WASHINGTON/BEIJING • US Secretary of State Mike Pompeo met China’s top diplomat Yang Jiechi in Hawaii on Wednesday in rare high-level face-to-face talks amid tensions between the two countries.
The world’s two largest economies have been at loggerheads over the handling of the coronavirus pandemic and China’s move to impose security legislation on Hong Kong, among multiple points of friction this year.
Mr Yang told Mr Pompeo that Washington needs to respect Beijing’s positions on key issues, halt its interference in matters such as Hong Kong, Taiwan and Xinjiang, and work to repair relations, China’s foreign ministry said.
Mr Pompeo, who has been singled out for scathing criticism by Chinese diplomats and state media, stressed “the need for fully reciprocal dealings between the two nations”, US State Department spokesman Morgan Ortagus said.
“He also stressed the need for full transparency and information sharing to combat the ongoing Covid-19 pandemic and prevent future outbreaks,” she added.
Hours after the meeting ended, China said its top parliamentary body will review draft Hong Kong national security legislation during a session that began yesterday.
Earlier, foreign ministers of the Group of Seven countries, including Mr Pompeo, had issued a statement urging China not to follow through with the legislation, which critics call an assault on the city’s democratic freedoms.
US President Donald Trump has started a process of eliminating special treatment for Hong Kong to punish China for curbing freedoms in the city, but has stopped short of immediately ending privileges.
As the meeting between Mr Pompeo and Mr Yang got under way, Mr Trump signed legislation calling for sanctions against those responsible for repressing Uighur Muslims in China’s Xinjiang region, prompting a threat of retaliation from Beijing.
Professor Wu Xinbo, dean of the Institute of International Studies at Fudan University, said that the meeting could reduce “microphone diplomacy” between the two bickering sides, but that he was doubtful it would stabilise relations.
“Trump will continue to criticise China in the lead-up to the US elections,” he said.
Mr Pompeo has been forceful in his criticism of Beijing. He has said China could have prevented hundreds of thousands of deaths from the pandemic by being more transparent with its information.
Wednesday’s meeting was Mr Pompeo’s first known contact with Mr Yang since they discussed Covid-19 by phone on April 15, and their first face-to-face since 2019.
Neither side outlined an agenda for the Hawaii talks, but diplomats and other sources said the meeting was requested by China.
US-China relations have reached their lowest point in years. In mid-May, Mr Trump, who has pursued a deal to end a trade war he launched against China, went so far as to suggest he could cut ties with Beijing.

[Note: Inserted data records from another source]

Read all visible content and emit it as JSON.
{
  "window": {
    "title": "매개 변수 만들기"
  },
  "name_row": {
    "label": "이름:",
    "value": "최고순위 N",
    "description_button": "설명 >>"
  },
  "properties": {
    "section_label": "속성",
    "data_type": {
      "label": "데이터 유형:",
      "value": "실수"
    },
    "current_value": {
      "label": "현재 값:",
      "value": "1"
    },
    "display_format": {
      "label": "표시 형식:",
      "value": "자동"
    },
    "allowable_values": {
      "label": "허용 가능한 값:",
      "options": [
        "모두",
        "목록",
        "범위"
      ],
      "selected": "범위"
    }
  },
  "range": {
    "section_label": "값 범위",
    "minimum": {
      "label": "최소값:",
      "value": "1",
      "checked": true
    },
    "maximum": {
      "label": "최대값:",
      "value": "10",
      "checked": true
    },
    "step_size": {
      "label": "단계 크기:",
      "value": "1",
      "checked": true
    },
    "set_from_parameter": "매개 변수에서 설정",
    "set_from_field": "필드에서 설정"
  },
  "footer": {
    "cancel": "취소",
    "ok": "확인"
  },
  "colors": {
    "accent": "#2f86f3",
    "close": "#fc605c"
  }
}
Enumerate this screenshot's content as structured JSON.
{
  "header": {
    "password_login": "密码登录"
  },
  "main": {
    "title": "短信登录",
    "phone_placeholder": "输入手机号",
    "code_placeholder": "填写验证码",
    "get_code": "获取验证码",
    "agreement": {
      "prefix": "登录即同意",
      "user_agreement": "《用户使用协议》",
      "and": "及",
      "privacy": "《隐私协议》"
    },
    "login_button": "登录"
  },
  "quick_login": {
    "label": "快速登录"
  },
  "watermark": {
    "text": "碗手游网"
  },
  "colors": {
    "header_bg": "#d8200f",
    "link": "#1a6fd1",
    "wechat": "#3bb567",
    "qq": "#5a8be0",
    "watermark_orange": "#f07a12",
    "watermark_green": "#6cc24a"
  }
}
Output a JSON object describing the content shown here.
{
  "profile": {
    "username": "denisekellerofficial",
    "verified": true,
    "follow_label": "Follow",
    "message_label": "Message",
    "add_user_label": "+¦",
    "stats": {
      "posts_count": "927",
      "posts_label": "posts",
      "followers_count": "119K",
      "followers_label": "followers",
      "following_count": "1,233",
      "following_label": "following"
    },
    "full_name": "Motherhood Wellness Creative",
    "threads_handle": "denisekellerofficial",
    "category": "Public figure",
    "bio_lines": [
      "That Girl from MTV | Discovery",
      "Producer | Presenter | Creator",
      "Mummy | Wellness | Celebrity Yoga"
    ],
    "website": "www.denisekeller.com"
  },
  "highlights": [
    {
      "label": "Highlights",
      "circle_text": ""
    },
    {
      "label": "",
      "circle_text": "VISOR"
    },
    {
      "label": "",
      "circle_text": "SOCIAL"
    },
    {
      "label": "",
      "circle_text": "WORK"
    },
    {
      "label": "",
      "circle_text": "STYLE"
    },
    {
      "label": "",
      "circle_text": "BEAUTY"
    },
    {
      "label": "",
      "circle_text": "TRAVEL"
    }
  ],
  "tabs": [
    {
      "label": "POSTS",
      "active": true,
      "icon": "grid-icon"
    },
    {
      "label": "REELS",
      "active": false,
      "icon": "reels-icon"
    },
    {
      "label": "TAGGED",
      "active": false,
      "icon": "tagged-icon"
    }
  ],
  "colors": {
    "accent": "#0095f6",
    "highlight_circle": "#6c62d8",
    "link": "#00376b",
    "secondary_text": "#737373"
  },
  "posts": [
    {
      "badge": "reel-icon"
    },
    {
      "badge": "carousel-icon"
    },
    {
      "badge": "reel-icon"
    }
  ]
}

While Mr Trump has stepped up rhetoric against China in the run-up to the Nov 3 US elections, his former national security adviser John Bolton said in a new book to be published that the US leader had sought Chinese President Xi Jinping’s help to win re-election.